One victory Lewis Hamilton wont be getting is in his recent trade mark with Hamilton International AG, swiss watch makers. Already appearing to own a trade mark for “LEWIS HAMILTON” since 2001, 44IP, the company that overseas Hamilton’s image rights attempted to branch out in class 14 for protection for watches in 2015, which saw opposition proceedings carried out by the Swiss Watch maker.
In turn, 44IP sought to cancel the Watch Maker’s mark, using the bad faith basis, claiming that the marks aim was to prevent fair competition, and had no intention to use the mark in commerce.
This argument was rebutted by Hamilton International, showing evidence that the mark had been used since 1892, an argument which was accepted by the EUIPO; “Even the cancellation applicant explicitly accepted that the contested mark ‘HAMILTON’ had been used since 1892, i.e. even before the date of birth of “Lewis Hamilton” as a natural person. No bad faith can be found on the part of the EU trademark proprietor. In fact, the EU trademark proprietor demonstrated a significant economic activity in the horological field since 1892.”
A second argument made by 44IP claimed that Hamilton would be well known throughout the EU, that consumers would recognise the difference between the two brands. However this argument was also dismissed by the EU; “’The contested mark consists solely of one word ‘HAMILTON’, and not ‘LEWIS HAMILTON’. It is a rather common surname in English-speaking countries.
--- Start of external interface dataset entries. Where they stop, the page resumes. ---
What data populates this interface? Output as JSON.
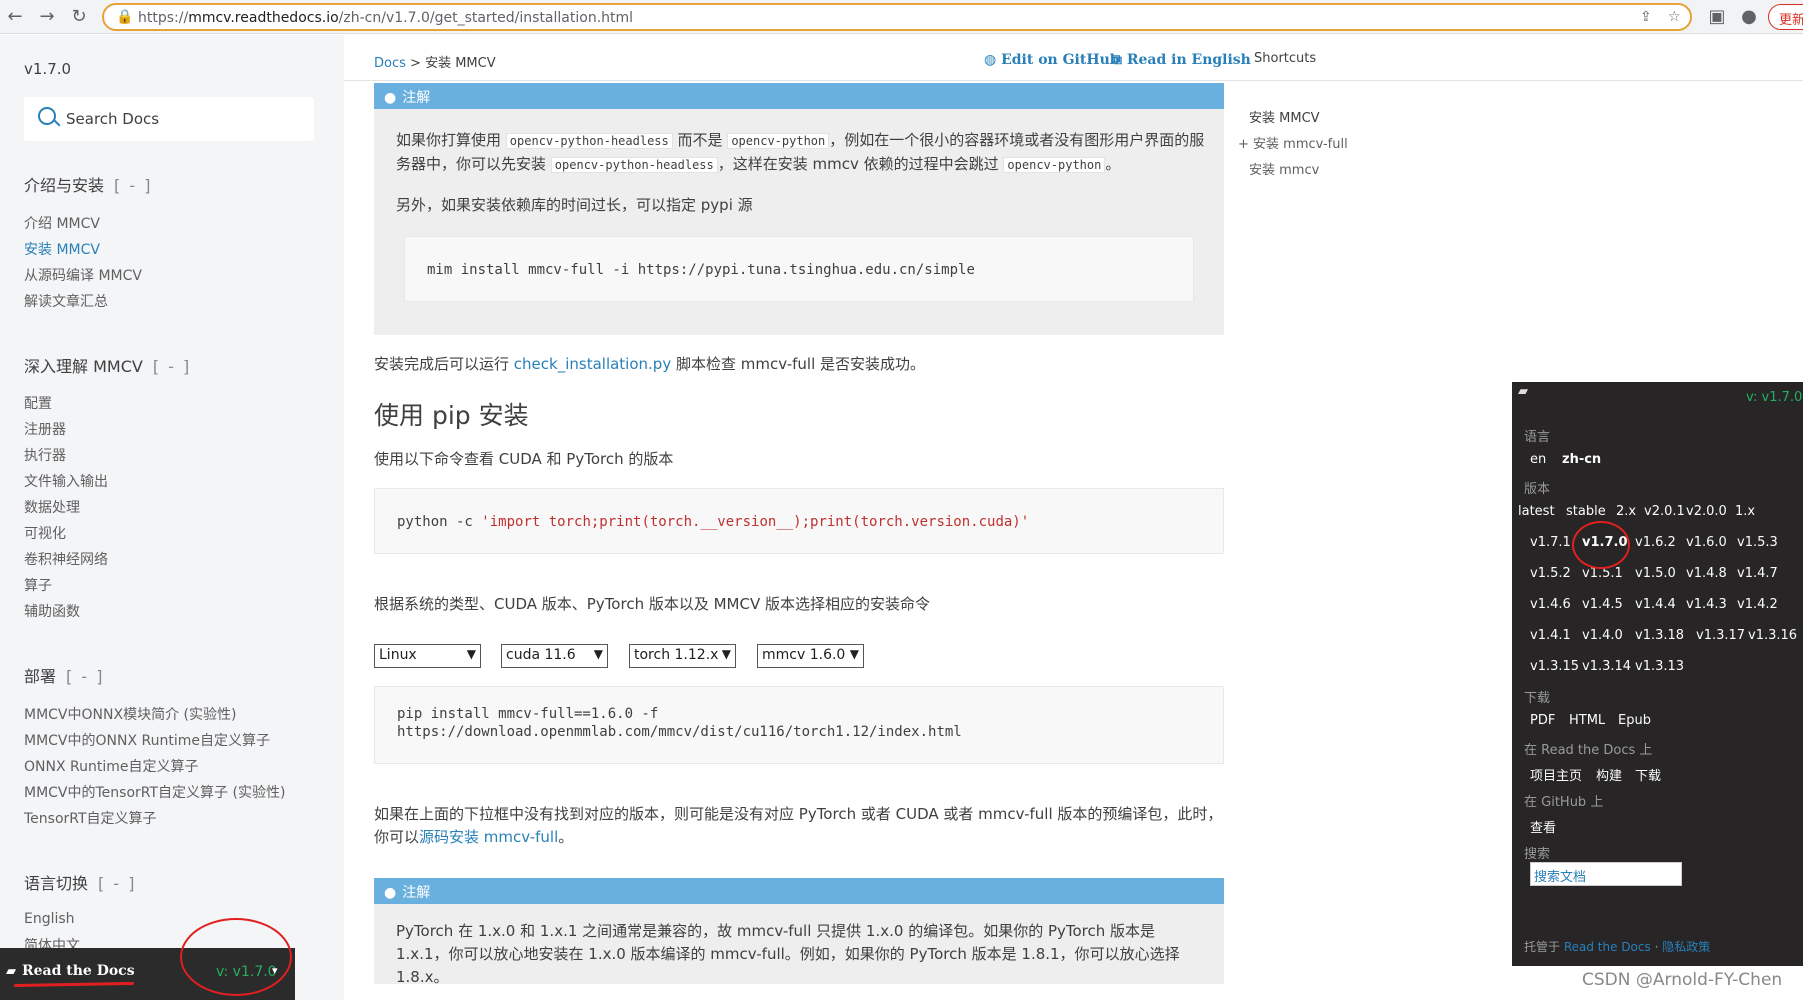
{
  "browser": {
    "url_prefix": "https://",
    "url_host": "mmcv.readthedocs.io",
    "url_path": "/zh-cn/v1.7.0/get_started/installation.html",
    "update_label": "更新"
  },
  "sidebar": {
    "version": "v1.7.0",
    "search_label": "Search Docs",
    "toggle": "[ - ]",
    "sections": [
      {
        "title": "介绍与安装",
        "items": [
          "介绍 MMCV",
          "安装 MMCV",
          "从源码编译 MMCV",
          "解读文章汇总"
        ]
      },
      {
        "title": "深入理解 MMCV",
        "items": [
          "配置",
          "注册器",
          "执行器",
          "文件输入输出",
          "数据处理",
          "可视化",
          "卷积神经网络",
          "算子",
          "辅助函数"
        ]
      },
      {
        "title": "部署",
        "items": [
          "MMCV中ONNX模块简介 (实验性)",
          "MMCV中的ONNX Runtime自定义算子",
          "ONNX Runtime自定义算子",
          "MMCV中的TensorRT自定义算子 (实验性)",
          "TensorRT自定义算子"
        ]
      },
      {
        "title": "语言切换",
        "items": [
          "English",
          "简体中文"
        ]
      }
    ],
    "active_item": "安装 MMCV",
    "badge_name": "Read the Docs",
    "badge_version": "v: v1.7.0"
  },
  "header": {
    "breadcrumb_link": "Docs",
    "breadcrumb_sep": ">",
    "breadcrumb_current": "安装 MMCV",
    "edit_github": "Edit on GitHub",
    "read_english": "Read in English",
    "shortcuts": "Shortcuts"
  },
  "content": {
    "note_label": "注解",
    "note1_p1_a": "如果你打算使用",
    "note1_code1": "opencv-python-headless",
    "note1_p1_b": "而不是",
    "note1_code2": "opencv-python",
    "note1_p1_c": "，例如在一个很小的容器环境或者没有图形用户界面的服务器中，你可以先安装",
    "note1_code3": "opencv-python-headless",
    "note1_p1_d": "，这样在安装 mmcv 依赖的过程中会跳过",
    "note1_code4": "opencv-python",
    "note1_p1_e": "。",
    "note1_p2": "另外，如果安装依赖库的时间过长，可以指定 pypi 源",
    "note1_cmd": "mim install mmcv-full -i https://pypi.tuna.tsinghua.edu.cn/simple",
    "check_a": "安装完成后可以运行",
    "check_link": "check_installation.py",
    "check_b": "脚本检查 mmcv-full 是否安装成功。",
    "pip_heading": "使用 pip 安装",
    "pip_intro": "使用以下命令查看 CUDA 和 PyTorch 的版本",
    "pip_cmd_prefix": "python -c ",
    "pip_cmd_str": "'import torch;print(torch.__version__);print(torch.version.cuda)'",
    "choose_text": "根据系统的类型、CUDA 版本、PyTorch 版本以及 MMCV 版本选择相应的安装命令",
    "selects": {
      "os": "Linux",
      "cuda": "cuda 11.6",
      "torch": "torch 1.12.x",
      "mmcv": "mmcv 1.6.0"
    },
    "install_cmd_1": "pip install mmcv-full==1.6.0 -f",
    "install_cmd_2": "https://download.openmmlab.com/mmcv/dist/cu116/torch1.12/index.html",
    "notfound_a": "如果在上面的下拉框中没有找到对应的版本，则可能是没有对应 PyTorch 或者 CUDA 或者 mmcv-full 版本的预编译包，此时，你可以",
    "notfound_link": "源码安装 mmcv-full",
    "notfound_b": "。",
    "note2_text": "PyTorch 在 1.x.0 和 1.x.1 之间通常是兼容的，故 mmcv-full 只提供 1.x.0 的编译包。如果你的 PyTorch 版本是 1.x.1，你可以放心地安装在 1.x.0 版本编译的 mmcv-full。例如，如果你的 PyTorch 版本是 1.8.1，你可以放心选择 1.8.x。"
  },
  "toc": {
    "items": [
      "安装 MMCV",
      "+ 安装 mmcv-full",
      "安装 mmcv"
    ]
  },
  "flyout": {
    "header_version": "v: v1.7.0",
    "lang_title": "语言",
    "langs": [
      "en",
      "zh-cn"
    ],
    "version_title": "版本",
    "versions": [
      [
        "latest",
        "stable",
        "2.x",
        "v2.0.1",
        "v2.0.0",
        "1.x"
      ],
      [
        "v1.7.1",
        "v1.7.0",
        "v1.6.2",
        "v1.6.0",
        "v1.5.3"
      ],
      [
        "v1.5.2",
        "v1.5.1",
        "v1.5.0",
        "v1.4.8",
        "v1.4.7"
      ],
      [
        "v1.4.6",
        "v1.4.5",
        "v1.4.4",
        "v1.4.3",
        "v1.4.2"
      ],
      [
        "v1.4.1",
        "v1.4.0",
        "v1.3.18",
        "v1.3.17",
        "v1.3.16"
      ],
      [
        "v1.3.15",
        "v1.3.14",
        "v1.3.13"
      ]
    ],
    "current_version": "v1.7.0",
    "download_title": "下载",
    "downloads": [
      "PDF",
      "HTML",
      "Epub"
    ],
    "rtd_title": "在 Read the Docs 上",
    "rtd_items": [
      "项目主页",
      "构建",
      "下载"
    ],
    "github_title": "在 GitHub 上",
    "github_items": [
      "查看"
    ],
    "search_title": "搜索",
    "search_placeholder": "搜索文档",
    "footer_a": "托管于",
    "footer_link1": "Read the Docs",
    "footer_dot": "·",
    "footer_link2": "隐私政策"
  },
  "watermark": "CSDN @Arnold-FY-Chen"
}
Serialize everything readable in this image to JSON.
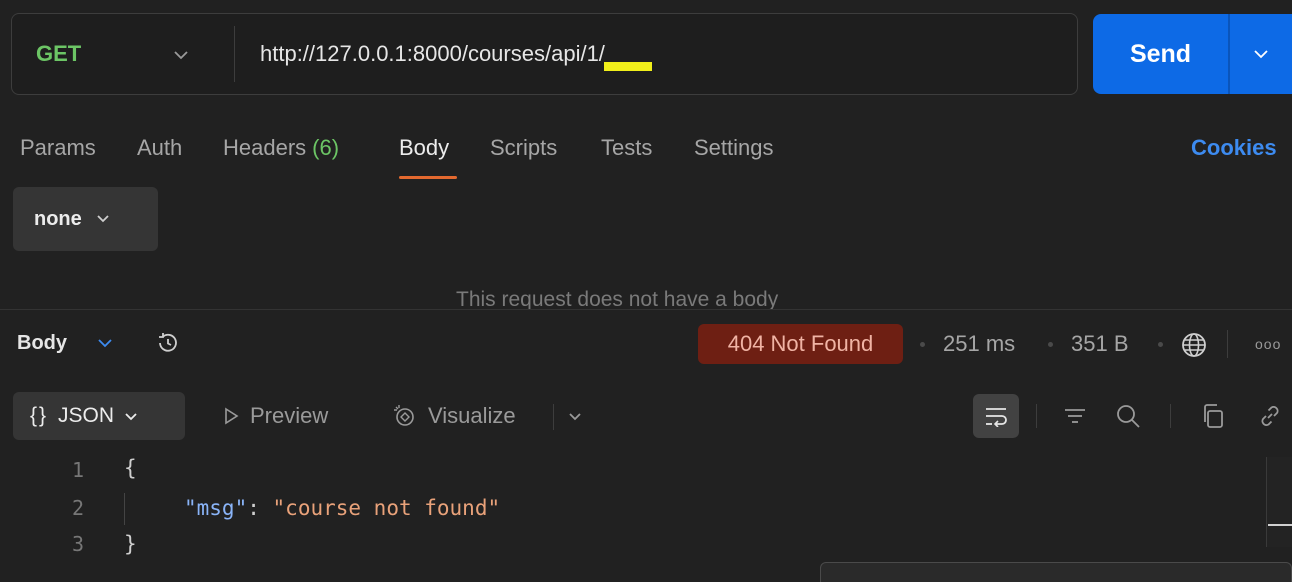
{
  "request": {
    "method": "GET",
    "url": "http://127.0.0.1:8000/courses/api/1/",
    "send_label": "Send"
  },
  "tabs": [
    {
      "label": "Params"
    },
    {
      "label": "Auth"
    },
    {
      "label": "Headers",
      "count": "(6)"
    },
    {
      "label": "Body",
      "active": true
    },
    {
      "label": "Scripts"
    },
    {
      "label": "Tests"
    },
    {
      "label": "Settings"
    }
  ],
  "cookies_label": "Cookies",
  "body": {
    "type": "none",
    "empty_message": "This request does not have a body"
  },
  "response": {
    "title": "Body",
    "status": "404 Not Found",
    "time": "251 ms",
    "size": "351 B",
    "format": "JSON",
    "format_brace": "{}",
    "preview_label": "Preview",
    "visualize_label": "Visualize",
    "more_label": "ooo",
    "lines": [
      "1",
      "2",
      "3"
    ],
    "json": {
      "open": "{",
      "key": "\"msg\"",
      "colon": ":",
      "value": "\"course not found\"",
      "close": "}"
    }
  },
  "colors": {
    "accent_blue": "#0d6ae6",
    "method_green": "#6cc565",
    "tab_underline": "#e3692f",
    "status_bg": "#6e1f13",
    "highlight": "#f1ef1a"
  },
  "icons": [
    "chevron-down-icon",
    "history-icon",
    "globe-icon",
    "play-icon",
    "visualize-icon",
    "wrap-lines-icon",
    "filter-icon",
    "search-icon",
    "copy-icon",
    "link-icon"
  ]
}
There is no “natural right” for a person to have his or her own name registered as a trademark, when that would infringe third parties’ rights” Footballer Lionel Messi successfully used the same argument, but likely succeeded due to the unusuality of his name in the EU compared to the common Hamilton.